While making investments in privately held companies that don’t trade on any exchange, the investors ask for higher risk premiums. Mostly, professionally managed funds invest in these companies with a long investment horizon. The investors have limited freedom to move out of the investment before the funds’ maturity.
Illiquid and Risk
Illiquid securities come with an inherent riskInherent RiskInherent Risk is the probability of a defect in the financial statement due to error, omission or misstatement identified during a financial audit. Such a risk arises because of certain factors which are beyond the internal control of the organization., which leads to liquidity riskLiquidity RiskLiquidity risk refers to 'Cash Crunch' for a temporary or short-term period and such situations are generally detrimental to any business or profit-making organization. Consequently, the business house ends up with negative working capital in most of the cases.. The investor learns of the risk when the market is extremely stressed. In such a scenario, the equilibrium between the number of buyers and sellers goes haphazard. Owners find it difficult to sell off their assets without significant losses. Therefore, the buyers often seize the opportunity by charging a heavy liquidity premium to compensate for the limited liquidity.

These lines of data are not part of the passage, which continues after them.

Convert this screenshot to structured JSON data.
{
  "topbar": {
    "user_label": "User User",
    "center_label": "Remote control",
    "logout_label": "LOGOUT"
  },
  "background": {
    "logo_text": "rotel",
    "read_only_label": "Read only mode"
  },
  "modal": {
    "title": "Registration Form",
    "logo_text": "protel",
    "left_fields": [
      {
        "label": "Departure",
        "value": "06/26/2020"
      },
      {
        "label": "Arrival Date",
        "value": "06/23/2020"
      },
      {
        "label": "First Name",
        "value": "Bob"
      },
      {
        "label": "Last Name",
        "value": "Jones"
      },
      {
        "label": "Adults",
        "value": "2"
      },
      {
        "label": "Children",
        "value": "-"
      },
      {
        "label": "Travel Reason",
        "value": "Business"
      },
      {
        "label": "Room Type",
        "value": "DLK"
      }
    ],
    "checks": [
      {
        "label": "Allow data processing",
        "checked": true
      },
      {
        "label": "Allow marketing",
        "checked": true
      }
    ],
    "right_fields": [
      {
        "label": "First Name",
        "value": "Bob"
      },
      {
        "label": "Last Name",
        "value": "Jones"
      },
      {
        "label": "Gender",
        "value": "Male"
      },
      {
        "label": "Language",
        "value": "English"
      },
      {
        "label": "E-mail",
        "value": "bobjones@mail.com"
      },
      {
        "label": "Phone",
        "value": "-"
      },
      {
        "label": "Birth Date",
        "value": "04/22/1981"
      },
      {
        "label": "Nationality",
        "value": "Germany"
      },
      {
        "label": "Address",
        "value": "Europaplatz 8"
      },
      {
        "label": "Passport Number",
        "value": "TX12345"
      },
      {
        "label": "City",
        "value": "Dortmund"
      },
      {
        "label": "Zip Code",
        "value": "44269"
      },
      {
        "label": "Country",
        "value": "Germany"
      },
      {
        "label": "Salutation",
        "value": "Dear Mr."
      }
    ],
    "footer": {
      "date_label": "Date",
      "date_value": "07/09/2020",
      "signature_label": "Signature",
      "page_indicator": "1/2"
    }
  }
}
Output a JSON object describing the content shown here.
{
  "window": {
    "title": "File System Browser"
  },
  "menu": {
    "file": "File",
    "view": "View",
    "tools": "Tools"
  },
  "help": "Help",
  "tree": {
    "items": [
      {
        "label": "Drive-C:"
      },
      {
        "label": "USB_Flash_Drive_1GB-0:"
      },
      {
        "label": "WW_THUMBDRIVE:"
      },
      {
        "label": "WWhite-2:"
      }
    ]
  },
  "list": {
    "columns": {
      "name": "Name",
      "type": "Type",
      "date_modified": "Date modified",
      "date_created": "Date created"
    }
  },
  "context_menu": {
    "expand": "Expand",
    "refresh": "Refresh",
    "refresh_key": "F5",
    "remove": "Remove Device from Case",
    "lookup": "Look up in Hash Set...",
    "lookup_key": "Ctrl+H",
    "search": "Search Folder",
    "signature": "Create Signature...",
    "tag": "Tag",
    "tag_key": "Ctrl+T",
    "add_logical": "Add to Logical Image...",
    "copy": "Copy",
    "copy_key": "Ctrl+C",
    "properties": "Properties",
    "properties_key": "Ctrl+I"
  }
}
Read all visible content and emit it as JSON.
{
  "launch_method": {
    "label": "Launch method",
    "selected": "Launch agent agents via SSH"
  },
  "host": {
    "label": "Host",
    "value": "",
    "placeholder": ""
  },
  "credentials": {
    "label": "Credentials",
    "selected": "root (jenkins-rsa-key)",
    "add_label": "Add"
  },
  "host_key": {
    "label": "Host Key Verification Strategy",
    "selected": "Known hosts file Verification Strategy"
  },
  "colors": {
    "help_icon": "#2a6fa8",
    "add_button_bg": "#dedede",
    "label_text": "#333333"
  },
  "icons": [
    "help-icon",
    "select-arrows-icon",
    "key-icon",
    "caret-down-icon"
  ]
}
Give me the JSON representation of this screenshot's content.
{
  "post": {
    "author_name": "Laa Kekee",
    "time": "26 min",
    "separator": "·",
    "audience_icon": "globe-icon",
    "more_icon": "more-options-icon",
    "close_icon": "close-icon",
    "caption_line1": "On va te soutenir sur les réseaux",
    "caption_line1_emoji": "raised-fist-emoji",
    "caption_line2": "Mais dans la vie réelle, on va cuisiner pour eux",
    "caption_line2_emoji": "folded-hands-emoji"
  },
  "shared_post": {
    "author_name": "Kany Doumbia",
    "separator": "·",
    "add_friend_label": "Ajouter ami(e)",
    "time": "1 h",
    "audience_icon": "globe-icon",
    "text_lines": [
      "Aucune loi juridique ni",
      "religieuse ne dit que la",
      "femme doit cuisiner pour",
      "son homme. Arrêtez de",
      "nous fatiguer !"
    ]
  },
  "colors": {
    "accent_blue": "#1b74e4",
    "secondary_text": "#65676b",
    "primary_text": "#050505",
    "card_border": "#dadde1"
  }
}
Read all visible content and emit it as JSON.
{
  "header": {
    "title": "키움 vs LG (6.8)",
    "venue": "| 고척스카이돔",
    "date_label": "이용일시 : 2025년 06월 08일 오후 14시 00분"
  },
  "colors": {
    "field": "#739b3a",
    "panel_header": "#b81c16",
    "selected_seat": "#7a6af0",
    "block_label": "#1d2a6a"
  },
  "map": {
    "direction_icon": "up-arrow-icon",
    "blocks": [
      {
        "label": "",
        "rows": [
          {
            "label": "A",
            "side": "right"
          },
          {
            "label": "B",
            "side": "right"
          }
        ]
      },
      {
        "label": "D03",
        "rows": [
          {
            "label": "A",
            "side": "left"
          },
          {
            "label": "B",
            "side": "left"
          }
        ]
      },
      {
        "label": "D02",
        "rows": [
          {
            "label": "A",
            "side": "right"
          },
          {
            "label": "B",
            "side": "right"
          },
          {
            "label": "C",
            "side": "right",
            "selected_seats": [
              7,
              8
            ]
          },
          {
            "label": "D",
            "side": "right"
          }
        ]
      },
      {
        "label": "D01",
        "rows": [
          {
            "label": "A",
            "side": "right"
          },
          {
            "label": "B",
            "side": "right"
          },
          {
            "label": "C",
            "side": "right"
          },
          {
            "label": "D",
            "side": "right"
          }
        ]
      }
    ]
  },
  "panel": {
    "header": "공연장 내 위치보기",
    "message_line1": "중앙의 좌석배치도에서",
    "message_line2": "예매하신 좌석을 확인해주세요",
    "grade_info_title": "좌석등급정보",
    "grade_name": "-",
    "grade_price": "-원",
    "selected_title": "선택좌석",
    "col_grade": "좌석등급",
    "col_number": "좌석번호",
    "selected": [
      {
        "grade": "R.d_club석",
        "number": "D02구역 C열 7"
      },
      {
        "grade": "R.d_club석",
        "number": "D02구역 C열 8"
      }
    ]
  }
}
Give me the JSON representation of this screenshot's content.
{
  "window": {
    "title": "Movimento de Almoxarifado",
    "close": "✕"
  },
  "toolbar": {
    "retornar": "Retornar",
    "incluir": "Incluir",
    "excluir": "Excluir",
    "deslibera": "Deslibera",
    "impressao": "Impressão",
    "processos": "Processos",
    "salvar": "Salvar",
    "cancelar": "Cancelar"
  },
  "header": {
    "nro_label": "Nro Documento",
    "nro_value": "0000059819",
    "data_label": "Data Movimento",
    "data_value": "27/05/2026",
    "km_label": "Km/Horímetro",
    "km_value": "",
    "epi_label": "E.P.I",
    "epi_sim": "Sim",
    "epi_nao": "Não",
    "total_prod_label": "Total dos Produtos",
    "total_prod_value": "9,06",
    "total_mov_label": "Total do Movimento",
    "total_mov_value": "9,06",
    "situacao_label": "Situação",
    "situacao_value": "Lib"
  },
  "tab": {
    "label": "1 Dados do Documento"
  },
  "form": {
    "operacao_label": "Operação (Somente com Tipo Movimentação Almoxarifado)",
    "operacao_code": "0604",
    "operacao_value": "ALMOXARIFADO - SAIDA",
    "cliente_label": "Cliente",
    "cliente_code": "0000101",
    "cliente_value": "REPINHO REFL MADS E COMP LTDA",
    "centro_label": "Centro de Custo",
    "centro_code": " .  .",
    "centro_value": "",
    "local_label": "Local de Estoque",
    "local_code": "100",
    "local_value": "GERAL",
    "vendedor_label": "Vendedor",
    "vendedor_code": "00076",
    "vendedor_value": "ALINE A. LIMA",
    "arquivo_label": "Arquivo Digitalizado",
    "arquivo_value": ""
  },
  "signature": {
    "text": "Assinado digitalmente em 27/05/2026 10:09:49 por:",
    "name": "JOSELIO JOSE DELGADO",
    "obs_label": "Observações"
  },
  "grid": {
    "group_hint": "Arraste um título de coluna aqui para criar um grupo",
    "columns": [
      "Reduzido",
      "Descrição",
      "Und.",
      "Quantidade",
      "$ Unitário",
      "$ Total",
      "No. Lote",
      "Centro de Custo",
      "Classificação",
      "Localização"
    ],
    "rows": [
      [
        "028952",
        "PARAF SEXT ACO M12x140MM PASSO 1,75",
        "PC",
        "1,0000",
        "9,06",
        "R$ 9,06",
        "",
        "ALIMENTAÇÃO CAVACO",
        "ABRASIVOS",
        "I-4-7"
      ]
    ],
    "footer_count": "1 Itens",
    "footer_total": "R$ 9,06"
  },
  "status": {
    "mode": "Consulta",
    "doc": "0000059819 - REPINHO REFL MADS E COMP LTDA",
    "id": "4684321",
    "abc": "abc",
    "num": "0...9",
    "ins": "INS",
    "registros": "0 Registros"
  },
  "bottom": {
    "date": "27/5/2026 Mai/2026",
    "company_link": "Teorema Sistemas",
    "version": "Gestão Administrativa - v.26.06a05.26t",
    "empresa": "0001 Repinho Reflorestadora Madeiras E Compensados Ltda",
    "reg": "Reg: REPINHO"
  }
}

- Illiquid assets can be a worthy investment for those looking for a long-term investment. They give a higher yield in the future, compensating for their illiquidity.
- Assets like real estate properties grow in value over time, reducing the impact of inflation.
- Sometimes, the investment in a privately held companyPrivately Held CompanyA privately held company refers to the separate legal entity registered with SEC having a limited number of outstanding share capital and shareowners. gives better returns than a publicly traded companyPublicly Traded CompanyPublicly Traded Companies, also called Publicly Listed Companies, are the Companies which list their shares on the public stock exchange allowing the trading of shares to the common public. It means that anybody can sell or buy these companies’ shares from the open market. as the former comes at a significant bargain.
Aside from the liquidity risk, these assets come with more risks for their investors. The liquidity premiumLiquidity PremiumLiquidity premium refers to the extra compensation desired by the investors for holding assets that are either difficult to be converted into cash or tradable in the open market at a fair price. offered on an illiquid asset is too low. Also, the provisions created against these investments take away a significant portion of their value.
- Illiquid assets suffer from a valuation loss when sold in the market in exchange for cash. Some examples of such assets are stocks, bonds, and properties.
- Investors need to exercise caution as they come with liquidity risk.
- Such assets earn higher returns in the future which compensates for the liquidity risk.
This has been a guide to Illiquid and its meaning. Here we discuss why people invest in illiquid assets along with examples, risks, benefits, and limitations. You may learn more about our articles below on accounting –